I’ll be the first to tell you that the game industry is ultimately about sales and profit, and that it always has to boil down to the business side of affairs. No matter what the conversation is, whether it be the change in direction for a beloved series, the philosophy behind DLC production or the design of a new console, it always has to be about making money.
That’s not exactly a bad thing, despite the connotations. You can have a good studio culture and still have your eyes on those sales figures. In an increasingly entitled world, it’s a common expectation for development studios to do exactly what the fans want, when the fans want, as if they were a charity for the good of the gaming community rather than a business. The fact is that to continue producing the games we love, the studios have to turn a profit, and it’s very easy for fans to lose sight of that.
So what happens when a game performs well but is poorly received by its core audience?
“We’d prefer a game that got a 9 and sold less, than got a 6 but sold more.”
– Stuart Turner, Capcom Europe COO
Capcom has recently addressed the issue in an interview with gamesindustry.biz following Resident Evil 6’s critical panning & glowing reviews for Resident Evil 7, despite RE7 only reaching around 5m of RE6’s 7m sales thus far. On paper it would surely make far more sense to continue producing titles using RE6’s action-oriented formula rather than the claustrophobic return-to-form style of RE7. Popular usage would dictate that core fans want more explosions and guns whilst critics are looking for jump scares, but the truth is far from this.

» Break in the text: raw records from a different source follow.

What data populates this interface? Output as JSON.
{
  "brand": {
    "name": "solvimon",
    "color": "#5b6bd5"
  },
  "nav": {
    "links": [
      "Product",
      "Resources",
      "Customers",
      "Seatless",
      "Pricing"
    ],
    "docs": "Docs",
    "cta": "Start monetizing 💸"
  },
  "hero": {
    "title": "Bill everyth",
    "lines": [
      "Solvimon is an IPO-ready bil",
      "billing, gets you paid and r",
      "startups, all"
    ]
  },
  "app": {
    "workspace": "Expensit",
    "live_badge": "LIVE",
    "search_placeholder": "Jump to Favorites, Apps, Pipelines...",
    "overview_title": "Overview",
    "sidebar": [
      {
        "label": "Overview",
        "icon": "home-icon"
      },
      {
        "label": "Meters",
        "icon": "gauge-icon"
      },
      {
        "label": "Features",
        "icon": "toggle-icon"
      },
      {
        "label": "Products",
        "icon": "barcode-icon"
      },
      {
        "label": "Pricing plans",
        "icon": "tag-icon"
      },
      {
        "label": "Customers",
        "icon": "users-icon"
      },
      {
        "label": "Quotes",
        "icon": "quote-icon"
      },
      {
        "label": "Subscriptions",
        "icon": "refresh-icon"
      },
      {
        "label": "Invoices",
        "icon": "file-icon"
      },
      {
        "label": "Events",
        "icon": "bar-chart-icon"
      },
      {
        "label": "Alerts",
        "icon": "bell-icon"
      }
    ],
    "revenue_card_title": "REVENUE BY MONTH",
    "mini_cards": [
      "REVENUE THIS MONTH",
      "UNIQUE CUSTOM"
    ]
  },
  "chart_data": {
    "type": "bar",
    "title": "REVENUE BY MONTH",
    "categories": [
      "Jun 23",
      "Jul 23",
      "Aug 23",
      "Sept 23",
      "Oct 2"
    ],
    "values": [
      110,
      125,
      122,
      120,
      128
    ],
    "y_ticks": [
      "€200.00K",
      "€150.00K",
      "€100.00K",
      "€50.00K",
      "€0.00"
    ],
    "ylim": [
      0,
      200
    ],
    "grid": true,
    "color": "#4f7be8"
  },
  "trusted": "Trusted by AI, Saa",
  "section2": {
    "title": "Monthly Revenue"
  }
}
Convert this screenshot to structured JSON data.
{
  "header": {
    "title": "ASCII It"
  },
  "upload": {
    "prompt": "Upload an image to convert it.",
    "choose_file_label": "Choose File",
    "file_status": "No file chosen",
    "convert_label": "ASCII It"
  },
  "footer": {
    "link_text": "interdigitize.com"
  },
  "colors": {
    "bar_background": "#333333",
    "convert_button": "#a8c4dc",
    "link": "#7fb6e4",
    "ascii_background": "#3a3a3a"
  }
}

“While we have shareholders to appease, it’s not just about commercial performance, there is an artistic element that always comes in where we know this is the right way,” said Capcom Europe COO Stuart Turner. “While if we compare RE7 to RE6 the absolute numbers are not the same, in terms of the profitability… it’s completely fine. [RE7] ticked all of our boxes internally. It was really well received. And in some respects, getting some very good review scores counts as much for Capcom as a game that sells millions and millions and millions. We’d prefer a game that got a 9 and sold less, than got a 6 but sold more.”
This is a shining example of a studio listening to their audience for the best possible reasons. It can be very easy to rely on the top review hubs for an accurate representation of what a new game means for its series, but you’ll struggle to get any closer to the truth than that of the core community. As a die-hard Resident Evil fan myself I’ll happily tell you I thoroughly enjoyed RE6. Knowing what I now know about the design and direction of the game I’d still buy it today if it were a new release (in fact I did when it was ported a little over a year ago). However, I’ll also always tell you that it’s not the game that I (and many others) wanted.
When RE6 launched, a standalone title called Revelations had been out on 3DS for several months, and fans immediately cited it as the game RE6 should have been. It was heavily limited by budget and hardware, but had all the key elements nailed down – isolation, tension, limited ammo, the works. Both titles have seen ports since their 2012 release, and yet Revelations has only sold 25% of the units RE6 did. Again, any board room looking at the black-and-white figures would say to do more RE6, but audience awareness and artistic passion prevailed to give us not only the excellent Resident Evil 7, but greenlit an exciting remake of Resident Evil 2 which I’m certain will be just as well-received.
In fact, it more or less already has. It’s this very reaction which is leading Capcom to talk so openly about their philosophy over sales vs. ratings. Turner later continues in the interview to express how taken aback they were to the reception and pre-orders following the E3 reveal.
Of course it’s not as if this move will cost Capcom anything in the long run. If anything, they stand to make more growth from this than they ever could have by continuing with the RE6 style. Two years after RE6 launched many were talking about the series as though it was on its deathbed. An action-oriented RE7 would certainly have sold at least as much as the real RE7 did, but that would have been the final nail in the coffin for brand identity. Core fans would continue to move onto titles like The Evil Within that embraces the classic RE style and Resident Evil would hold an increasingly smaller group of action fans who could never fully identify with the series.
On this current trajectory, fans are already looking for a Resident Evil 8 now RE7’s return to form (albeit with far less replay value) is being followed up with a classic remade in the style of the legendary RE4.
RE7 was held back by lack of community trust and general hesitancy, a point fully demonstrated by the continued sales stamina it has held for well over a year thanks to its ratings and VR support, likely soon to catch up with RE6’s figures as it is. This time around, the studio’s faith in the fans will deliver results that will more than satisfy shareholders and players alike.
Ultimately this is a story of investment. Nobody should have expected a studio in the position Capcom was in after RE6 to change their style because, alongside RE5 (which followed a similar style), it was one of the best selling titles in the series by a country mile.
Ultimately, I would hope that everyone can take two messages away from this story: it’s an amazing thing when fans get what they want and it works… but it doesn’t mean that route will work every time. Hubris can be extremely dangerous.
RE7 worked, RE2 is almost guaranteed to work, but if we’re not careful RE8 mightn’t be so lucky. Fans know what they like, but what they overlook is the value of mystery and surprise that can only come from passionate developers. The vocal majority has made their impact for the better, now please let the studios take that energy forward and craft something incredible.